When and why women might suspend PrEP use according to perceived seasons of risk: implications for PrEP-specific risk-reduction counselling.

Journal Article (Journal Article)

Oral pre-exposure prophylaxis (PrEP) using the antiretroviral drug emtricitabine/tenofovir disoproxil fumarate (Truvada) has been shown to dramatically reduce the risk of HIV acquisition for women at higher risk of infection if taken daily. Understanding when and why women would intentionally stop using an efficacious oral PrEP drug within the context of their 'normal' daily lives is essential for delivering effective PrEP risk-reduction counselling. As part of a larger study, we conducted 60 qualitative interviews with women at higher risk of HIV in Bondo, Kenya, and Pretoria, South Africa. Participants charted their sexual contacts over the previous six months, indicated whether they would have taken PrEP if available and discussed whether and why they would have suspended PrEP use. Nearly all participants said they would have used PrEP in the previous six months; half indicated they would have suspended PrEP use at some point. Participants' reasons for an extended break from PrEP were related to partnership dynamics (e.g., perceived low risk of a stable partner) and phases of life (e.g., trying to conceive). Life events (e.g., holidays and travel) could prompt shorter breaks in PrEP use. These circumstances may or may not correspond to actual contexts of lower risk, highlighting the importance of tailored PrEP risk-reduction counselling.

Full Text

Duke Authors

Cited Authors

  • Namey, E; Agot, K; Ahmed, K; Odhiambo, J; Skhosana, J; Guest, G; Corneli, A

Published Date

  • September 2016

Published In

Volume / Issue

  • 18 / 9

Start / End Page

  • 1081 - 1091

PubMed ID

  • 27093238

Pubmed Central ID

  • PMC5049692

Electronic International Standard Serial Number (EISSN)

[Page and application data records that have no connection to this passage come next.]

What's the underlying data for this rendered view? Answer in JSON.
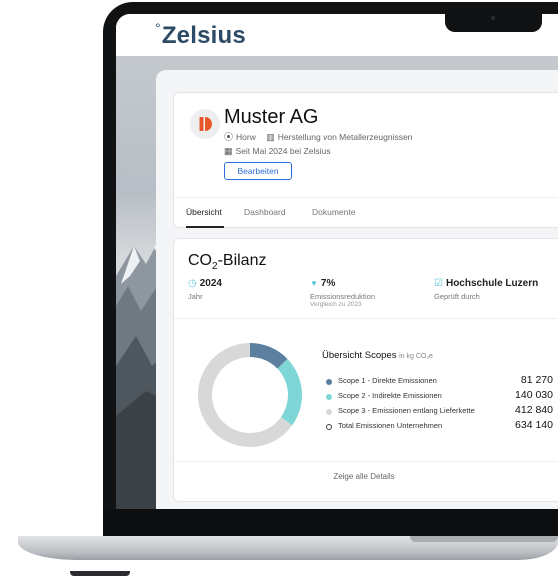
{
  "app": {
    "logo_mark": "°",
    "logo_text": "Zelsius"
  },
  "company": {
    "name": "Muster AG",
    "location": "Horw",
    "industry": "Herstellung von Metallerzeugnissen",
    "member_since": "Seit Mai 2024 bei Zelsius",
    "edit_label": "Bearbeiten",
    "logo_color": "#e8572a"
  },
  "tabs": [
    {
      "label": "Übersicht",
      "active": true
    },
    {
      "label": "Dashboard",
      "active": false
    },
    {
      "label": "Dokumente",
      "active": false
    }
  ],
  "co2": {
    "title_main": "CO",
    "title_sub": "2",
    "title_rest": "-Bilanz",
    "kpis": {
      "year": {
        "value": "2024",
        "label": "Jahr"
      },
      "reduction": {
        "value": "7%",
        "label": "Emissionsreduktion",
        "sub": "Vergleich zu 2023"
      },
      "verifier": {
        "value": "Hochschule Luzern",
        "label": "Geprüft durch"
      }
    },
    "scopes_title": "Übersicht Scopes",
    "scopes_unit": "in kg CO₂e",
    "scopes": [
      {
        "label": "Scope 1 - Direkte Emissionen",
        "value": "81 270",
        "color": "#5b7f9e"
      },
      {
        "label": "Scope 2 - Indirekte Emissionen",
        "value": "140 030",
        "color": "#7fd6d6"
      },
      {
        "label": "Scope 3 - Emissionen entlang Lieferkette",
        "value": "412 840",
        "color": "#d8d8d8"
      },
      {
        "label": "Total Emissionen Unternehmen",
        "value": "634 140",
        "color": "#ffffff"
      }
    ],
    "details_label": "Zeige alle Details"
  },
  "chart_data": {
    "type": "pie",
    "categories": [
      "Scope 1 - Direkte Emissionen",
      "Scope 2 - Indirekte Emissionen",
      "Scope 3 - Emissionen entlang Lieferkette"
    ],
    "values": [
      81270,
      140030,
      412840
    ],
    "colors": [
      "#5b7f9e",
      "#7fd6d6",
      "#d8d8d8"
    ],
    "donut": true
  }
}
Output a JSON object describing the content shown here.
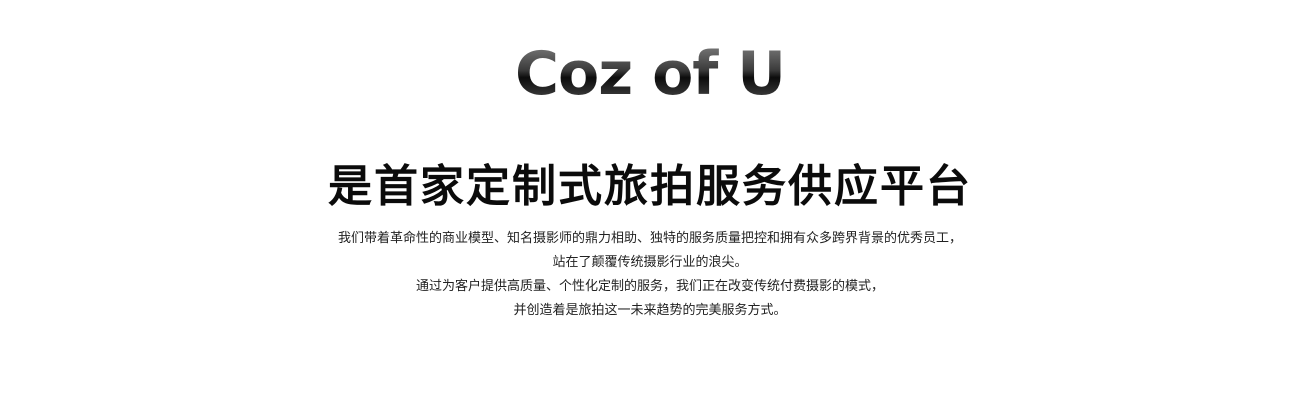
{
  "brand": {
    "logo_text": "Coz of U"
  },
  "headline": "是首家定制式旅拍服务供应平台",
  "description": {
    "lines": [
      "我们带着革命性的商业模型、知名摄影师的鼎力相助、独特的服务质量把控和拥有众多跨界背景的优秀员工，",
      "站在了颠覆传统摄影行业的浪尖。",
      "通过为客户提供高质量、个性化定制的服务，我们正在改变传统付费摄影的模式，",
      "并创造着是旅拍这一未来趋势的完美服务方式。"
    ]
  }
}
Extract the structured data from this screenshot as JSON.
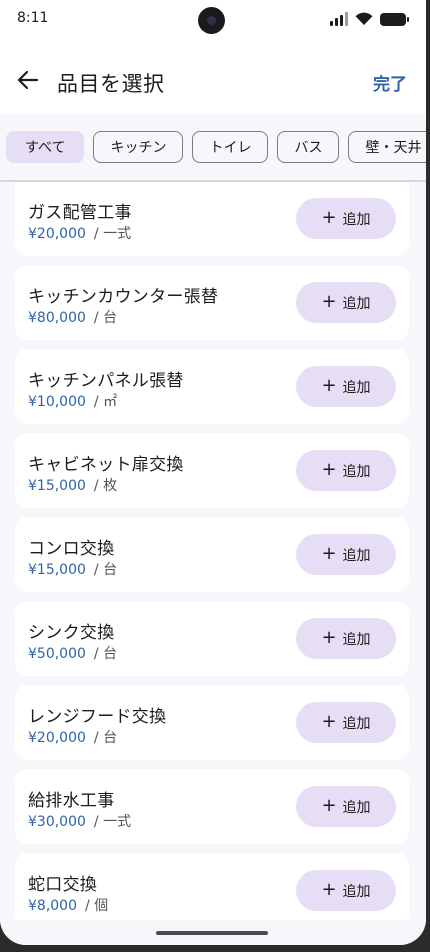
{
  "status_bar": {
    "time": "8:11",
    "icons": [
      "signal-icon",
      "wifi-icon",
      "battery-icon"
    ]
  },
  "header": {
    "title": "品目を選択",
    "done_label": "完了",
    "back_icon": "arrow-left-icon"
  },
  "chips": [
    {
      "label": "すべて",
      "selected": true
    },
    {
      "label": "キッチン",
      "selected": false
    },
    {
      "label": "トイレ",
      "selected": false
    },
    {
      "label": "バス",
      "selected": false
    },
    {
      "label": "壁・天井",
      "selected": false
    }
  ],
  "add_label": "追加",
  "items": [
    {
      "name": "ガス配管工事",
      "price": "¥20,000",
      "unit": "/ 一式"
    },
    {
      "name": "キッチンカウンター張替",
      "price": "¥80,000",
      "unit": "/ 台"
    },
    {
      "name": "キッチンパネル張替",
      "price": "¥10,000",
      "unit": "/ ㎡"
    },
    {
      "name": "キャビネット扉交換",
      "price": "¥15,000",
      "unit": "/ 枚"
    },
    {
      "name": "コンロ交換",
      "price": "¥15,000",
      "unit": "/ 台"
    },
    {
      "name": "シンク交換",
      "price": "¥50,000",
      "unit": "/ 台"
    },
    {
      "name": "レンジフード交換",
      "price": "¥20,000",
      "unit": "/ 台"
    },
    {
      "name": "給排水工事",
      "price": "¥30,000",
      "unit": "/ 一式"
    },
    {
      "name": "蛇口交換",
      "price": "¥8,000",
      "unit": "/ 個"
    }
  ],
  "colors": {
    "accent": "#2f64a8",
    "chip_selected": "#e6def4",
    "add_button": "#e6def4"
  }
}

  • 1464-5351

Digital Object Identifier (DOI)

  • 10.1080/13691058.2016.1164899


  • eng

Conference Location

  • England